To hear Hermes tell it (especially since he’s the narrator of the tale), Eurydice gives up fighting the elements and okays a contract with Hades to labor in his (very warm) underground factory. Unfortunately, Hades’ employees aren’t unionized; and there is no exit clause in the binding agreement she signed. When Orpheus hears about the crisis, he hops to it with plans to take a trip on the River Styx to her underground home – and rescue poor Eurydice. While he’s at it, he throws in a few marriage counseling tunes to heal the broken relationship between Persephone and Hades. Finally, everything is set for Eurydice’s journey back to the surface with her beloved Orpheus – but Hades has voiced one condition which Orpheus must follow in order to bring Eurydice back home. All aficionados of myths will be well aware of the tricky trickster’s pronouncement and what follows. For everyone else, you’ll need to see the show. Unless, of course, you are friends with the three Fates (Belen Moyano, Bex Odorisio, Shea Renne), who are in on every happening in town.

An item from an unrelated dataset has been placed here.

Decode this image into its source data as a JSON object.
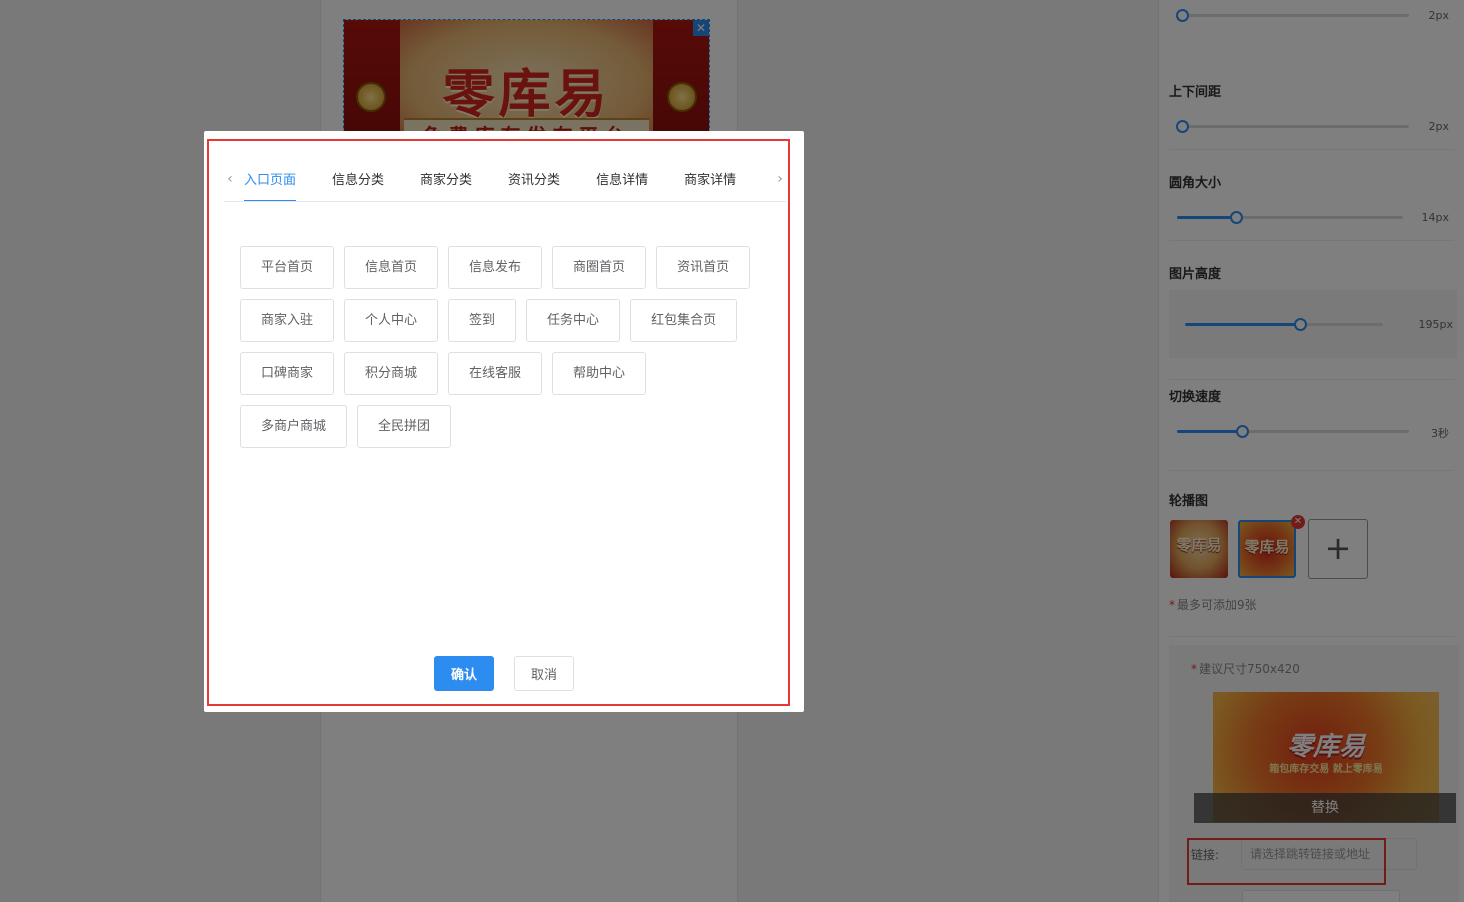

HADESTOWN is a delightful musical filled with lush, toe tapping music from its very own seven-piece onstage orchestra conducted by music director Nathan Koci. Kudos to director Rachel Chavkin, who shared in the development of the show with Anais Mitchell, as she keeps up the pace in this creative opus. With music supervisor and vocal arranger Liam Robinson and choreographer David Neumann, the musical numbers effortlessly flow without pause. Scenic designer Rachel Hauck has outdone herself in this glorious set – with stunning lighting by Bradley King and resounding sound by Kevin Steinberg and Jessica Paz. Michael Krass’ costumes and Jennifer Mullins’ hair design add to the festivity of the production. Last but by far not least, HADESTOWN has the near perfect cast who sing like birds (from twitters to sultry moans) and dance up a storm. Hades is perfectly cast as the booming bass of the crew. You can’t miss with HADESTOWN. This is a must-see production which was well worth the wait.

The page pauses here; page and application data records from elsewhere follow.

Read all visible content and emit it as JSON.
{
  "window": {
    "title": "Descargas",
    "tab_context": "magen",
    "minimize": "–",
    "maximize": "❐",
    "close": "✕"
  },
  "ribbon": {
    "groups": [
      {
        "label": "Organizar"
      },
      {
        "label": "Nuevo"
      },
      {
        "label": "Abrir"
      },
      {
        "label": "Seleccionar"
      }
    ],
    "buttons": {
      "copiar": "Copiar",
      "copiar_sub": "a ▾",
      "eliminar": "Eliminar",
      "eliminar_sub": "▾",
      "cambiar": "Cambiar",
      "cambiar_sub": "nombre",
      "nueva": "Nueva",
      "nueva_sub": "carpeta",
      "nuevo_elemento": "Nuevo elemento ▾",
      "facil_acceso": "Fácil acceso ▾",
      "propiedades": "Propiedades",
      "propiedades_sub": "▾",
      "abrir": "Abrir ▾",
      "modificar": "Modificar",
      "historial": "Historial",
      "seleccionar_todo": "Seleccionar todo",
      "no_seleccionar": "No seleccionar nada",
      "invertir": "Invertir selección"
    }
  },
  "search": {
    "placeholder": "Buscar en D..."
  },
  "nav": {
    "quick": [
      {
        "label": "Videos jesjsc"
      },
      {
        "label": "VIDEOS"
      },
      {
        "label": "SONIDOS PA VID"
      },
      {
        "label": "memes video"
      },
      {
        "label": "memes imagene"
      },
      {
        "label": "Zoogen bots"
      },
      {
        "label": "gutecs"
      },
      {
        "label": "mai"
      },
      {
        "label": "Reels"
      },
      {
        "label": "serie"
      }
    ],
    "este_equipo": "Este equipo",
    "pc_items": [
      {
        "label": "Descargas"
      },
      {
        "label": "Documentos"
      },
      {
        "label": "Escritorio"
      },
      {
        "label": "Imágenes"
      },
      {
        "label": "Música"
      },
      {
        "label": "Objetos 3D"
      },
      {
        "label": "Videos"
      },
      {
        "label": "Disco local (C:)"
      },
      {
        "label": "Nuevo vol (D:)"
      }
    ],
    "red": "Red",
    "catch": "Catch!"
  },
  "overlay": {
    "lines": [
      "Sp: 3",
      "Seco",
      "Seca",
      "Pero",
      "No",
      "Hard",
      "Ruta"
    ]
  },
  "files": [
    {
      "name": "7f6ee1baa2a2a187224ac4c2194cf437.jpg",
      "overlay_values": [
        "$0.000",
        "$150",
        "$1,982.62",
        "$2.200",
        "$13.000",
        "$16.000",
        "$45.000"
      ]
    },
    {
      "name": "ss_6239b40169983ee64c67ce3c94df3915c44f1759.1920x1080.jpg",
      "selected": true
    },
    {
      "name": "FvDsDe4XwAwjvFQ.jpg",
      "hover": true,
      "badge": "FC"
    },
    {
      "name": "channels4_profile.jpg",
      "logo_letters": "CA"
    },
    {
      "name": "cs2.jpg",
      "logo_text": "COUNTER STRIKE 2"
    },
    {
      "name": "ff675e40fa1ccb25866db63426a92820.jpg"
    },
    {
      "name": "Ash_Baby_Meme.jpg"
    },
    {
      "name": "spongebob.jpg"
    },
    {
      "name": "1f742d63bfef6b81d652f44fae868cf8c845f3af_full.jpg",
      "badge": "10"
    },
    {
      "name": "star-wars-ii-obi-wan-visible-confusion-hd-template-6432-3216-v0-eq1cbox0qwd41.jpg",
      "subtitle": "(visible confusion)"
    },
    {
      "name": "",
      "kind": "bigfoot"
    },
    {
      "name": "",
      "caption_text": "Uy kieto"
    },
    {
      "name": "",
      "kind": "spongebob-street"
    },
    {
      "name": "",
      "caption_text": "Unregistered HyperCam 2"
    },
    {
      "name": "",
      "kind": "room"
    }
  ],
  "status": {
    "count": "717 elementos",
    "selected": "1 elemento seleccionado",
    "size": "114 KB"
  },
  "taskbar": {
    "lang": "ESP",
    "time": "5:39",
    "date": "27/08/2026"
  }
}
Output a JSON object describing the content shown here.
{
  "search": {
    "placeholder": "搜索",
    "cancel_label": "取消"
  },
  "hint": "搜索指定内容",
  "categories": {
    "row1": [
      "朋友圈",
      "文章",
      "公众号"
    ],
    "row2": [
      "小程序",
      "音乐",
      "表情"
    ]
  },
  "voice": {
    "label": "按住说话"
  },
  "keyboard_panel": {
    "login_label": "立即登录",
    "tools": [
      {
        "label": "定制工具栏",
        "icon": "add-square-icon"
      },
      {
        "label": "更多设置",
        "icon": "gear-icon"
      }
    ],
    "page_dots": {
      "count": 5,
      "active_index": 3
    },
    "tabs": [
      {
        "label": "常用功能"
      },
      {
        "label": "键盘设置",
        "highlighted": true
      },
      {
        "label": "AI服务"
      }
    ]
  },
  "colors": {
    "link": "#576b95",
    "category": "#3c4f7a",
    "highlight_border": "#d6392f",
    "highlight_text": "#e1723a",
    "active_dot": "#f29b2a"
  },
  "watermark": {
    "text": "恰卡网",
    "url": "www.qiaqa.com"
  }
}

HADESTOWN runs through May 29, 2022, with performances at 8 p.m. on Tuesdays through Fridays, at 2 p.m. and 8 p.m. on Saturdays, and at 1 p.m. and 6:30 p.m. on Sundays. The Ahmanson Theatre is located in the Music Center, 135 N. Grand Avenue, Los Angeles, CA 90012. Tickets range from $35 to $199. For information and reservations, call 213-972-4400 or go online.